2 min read.Updated: 24 Sep 2021, 01:29 AM ISTAparna Iyer
The Evergrande crisis is an evolving situation and there are signs of ebbing demand from China
China’s willingness to infuse some short-term liquidity has, however, calmed investors for now
The US Federal Reserve didn’t veer far from the expected script. That seems to have been enough for India’s equity indices to test out the potentially new highs on Thursday with both the Nifty and Sensex each gaining 1.6%. The evolving situation of China’s real estate giant Evergrande should keep investors wary, though.
The Fed’s statement said it would begin reducing its asset purchases very soon and may even finish tapering by mid-2022. A hike in policy rates, though, won’t be until 2023, the so-called dot plot, used by the Fed to signal its outlook for the path of interest rates, indicate.
This follows Federal Reserve chairman Jerome Powell’s statements last month at the Jackson Hole symposium, where he had first indicated a sooner-than-later taper.
On Wednesday, Powell said there is merit in reducing asset purchases soon as the threshold conditions for the same have been met.
What’s more is that the Fed would be reducing its accommodation even though it expects the US gross domestic product (GDP) growth to be lower by a big margin and for inflation to exceed previous estimates.
While these may seem ominous for markets propped up on dollar liquidity, investors are taking comfort from two factors. One, dollar liquidity is unlikely to reduce quickly in global financial markets. That means the recent foreign fund inflows into domestic equities may not wane. Foreign portfolio investors have poured in $2.89 billion into domestic equity and bond markets so far this month. Since January, inflows add up to $12 billion. Second, the path towards rate hikes is much slower than taper.
“The bottom line here is that tapering is imminent, but (I) expect chair Powell to push back on the timing for rate lift-off, emphasizing the uncertainty and likely reasserting his view that the rise in inflation will prove transitory," wrote Ian Shepherdson, chief economist of Pantheon Macroeconomics, in an email response.

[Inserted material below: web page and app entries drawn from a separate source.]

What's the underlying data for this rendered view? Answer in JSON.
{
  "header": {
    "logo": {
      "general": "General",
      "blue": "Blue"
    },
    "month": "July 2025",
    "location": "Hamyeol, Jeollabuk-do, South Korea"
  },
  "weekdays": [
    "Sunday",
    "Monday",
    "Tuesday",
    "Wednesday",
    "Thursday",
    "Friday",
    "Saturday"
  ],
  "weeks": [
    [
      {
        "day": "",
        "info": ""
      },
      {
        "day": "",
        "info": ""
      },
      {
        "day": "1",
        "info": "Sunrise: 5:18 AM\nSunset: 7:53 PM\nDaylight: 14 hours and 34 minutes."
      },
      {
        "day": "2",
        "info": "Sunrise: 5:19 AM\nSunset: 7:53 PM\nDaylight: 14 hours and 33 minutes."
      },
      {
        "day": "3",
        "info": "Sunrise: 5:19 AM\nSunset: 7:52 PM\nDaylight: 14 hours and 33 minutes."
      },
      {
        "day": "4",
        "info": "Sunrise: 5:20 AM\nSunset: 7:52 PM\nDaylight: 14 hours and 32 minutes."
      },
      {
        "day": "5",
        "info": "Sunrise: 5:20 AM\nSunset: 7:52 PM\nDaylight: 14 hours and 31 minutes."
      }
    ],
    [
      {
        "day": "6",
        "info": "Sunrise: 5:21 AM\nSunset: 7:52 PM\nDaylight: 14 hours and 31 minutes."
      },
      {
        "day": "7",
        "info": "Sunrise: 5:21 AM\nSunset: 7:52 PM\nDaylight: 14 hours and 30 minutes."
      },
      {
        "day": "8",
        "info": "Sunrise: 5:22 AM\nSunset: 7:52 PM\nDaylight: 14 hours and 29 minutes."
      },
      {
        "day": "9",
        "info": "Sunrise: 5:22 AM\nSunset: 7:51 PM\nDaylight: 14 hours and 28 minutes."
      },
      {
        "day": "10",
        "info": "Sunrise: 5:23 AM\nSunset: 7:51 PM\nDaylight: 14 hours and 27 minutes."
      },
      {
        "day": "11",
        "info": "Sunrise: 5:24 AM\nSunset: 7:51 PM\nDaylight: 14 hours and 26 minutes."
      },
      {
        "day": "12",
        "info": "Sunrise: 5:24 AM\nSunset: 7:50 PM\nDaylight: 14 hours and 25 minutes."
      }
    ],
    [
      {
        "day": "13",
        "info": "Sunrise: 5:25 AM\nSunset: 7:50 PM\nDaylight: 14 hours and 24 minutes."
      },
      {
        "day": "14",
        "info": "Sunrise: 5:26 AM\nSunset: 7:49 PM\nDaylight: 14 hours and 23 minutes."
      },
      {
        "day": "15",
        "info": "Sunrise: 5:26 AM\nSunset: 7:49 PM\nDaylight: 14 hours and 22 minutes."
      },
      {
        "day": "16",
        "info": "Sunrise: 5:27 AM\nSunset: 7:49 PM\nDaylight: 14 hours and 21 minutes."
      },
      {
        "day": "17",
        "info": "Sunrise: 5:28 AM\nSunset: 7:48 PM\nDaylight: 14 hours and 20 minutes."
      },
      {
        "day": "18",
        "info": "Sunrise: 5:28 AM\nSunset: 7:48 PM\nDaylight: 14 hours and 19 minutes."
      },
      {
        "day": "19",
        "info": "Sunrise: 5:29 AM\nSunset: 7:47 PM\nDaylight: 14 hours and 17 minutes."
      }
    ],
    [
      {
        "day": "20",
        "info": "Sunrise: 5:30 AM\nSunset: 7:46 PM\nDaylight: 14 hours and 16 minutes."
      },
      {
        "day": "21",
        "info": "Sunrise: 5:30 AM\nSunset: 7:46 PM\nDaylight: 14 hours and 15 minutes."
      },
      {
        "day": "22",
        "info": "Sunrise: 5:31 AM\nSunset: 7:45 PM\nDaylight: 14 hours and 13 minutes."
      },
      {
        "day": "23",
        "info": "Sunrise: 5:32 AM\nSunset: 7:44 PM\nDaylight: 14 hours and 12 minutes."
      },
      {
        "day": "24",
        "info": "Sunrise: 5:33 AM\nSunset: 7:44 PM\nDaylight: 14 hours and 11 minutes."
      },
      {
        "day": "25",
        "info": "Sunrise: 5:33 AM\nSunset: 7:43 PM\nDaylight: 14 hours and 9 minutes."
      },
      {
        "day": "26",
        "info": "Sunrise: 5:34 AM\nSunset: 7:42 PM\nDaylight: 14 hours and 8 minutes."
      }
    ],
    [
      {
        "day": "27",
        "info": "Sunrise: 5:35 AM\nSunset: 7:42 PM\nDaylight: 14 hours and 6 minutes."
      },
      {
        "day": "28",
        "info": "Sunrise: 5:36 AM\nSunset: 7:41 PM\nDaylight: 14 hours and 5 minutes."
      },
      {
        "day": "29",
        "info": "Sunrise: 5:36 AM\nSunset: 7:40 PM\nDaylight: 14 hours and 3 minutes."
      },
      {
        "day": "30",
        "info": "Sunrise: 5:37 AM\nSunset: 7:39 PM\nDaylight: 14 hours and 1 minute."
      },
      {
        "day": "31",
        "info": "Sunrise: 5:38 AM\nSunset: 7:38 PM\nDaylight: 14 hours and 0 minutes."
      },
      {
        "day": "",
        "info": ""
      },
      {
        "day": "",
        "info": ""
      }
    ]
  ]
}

“Ultra-low interest rates will be around for at least until 2023 and Powell’s comments indicate that the Fed won’t raise rates quickly. This is good for equity valuations in emerging markets," said an analyst requesting anonymity.
The lack of tantrum can be attributed to Powell’s careful communication in preparing markets on taper for some time now. But perhaps the markets’ rather sanguine response to the Fed statement bears caution.
Here, signs that China was willing to soften the impact of Evergrande on financial markets by infusing some short-term liquidity seem to have also calmed the nerves. But Evergrande is an evolving situation and there are signs of trouble for demand slowdown from China.
Analysts from Nomura, however, point out that the impact on India from China’s slowdown or even a financial turbulence would be less than most other Asian peers. “Our analysis suggests Australia, Singapore and Malaysia will be most impacted by slowing demand from China (real channel), while Hong Kong, Singapore (again), Taiwan and Korea are most exposed via the financial channel," the firm said in a report.
“As such, even if asset markets stabilize, the economies exposed via the real channel may face headwinds over the medium term, given our China team’s view that the economic slowdown will worsen." The Fed indicated that the risks from Evergrande looked to be manageable right now.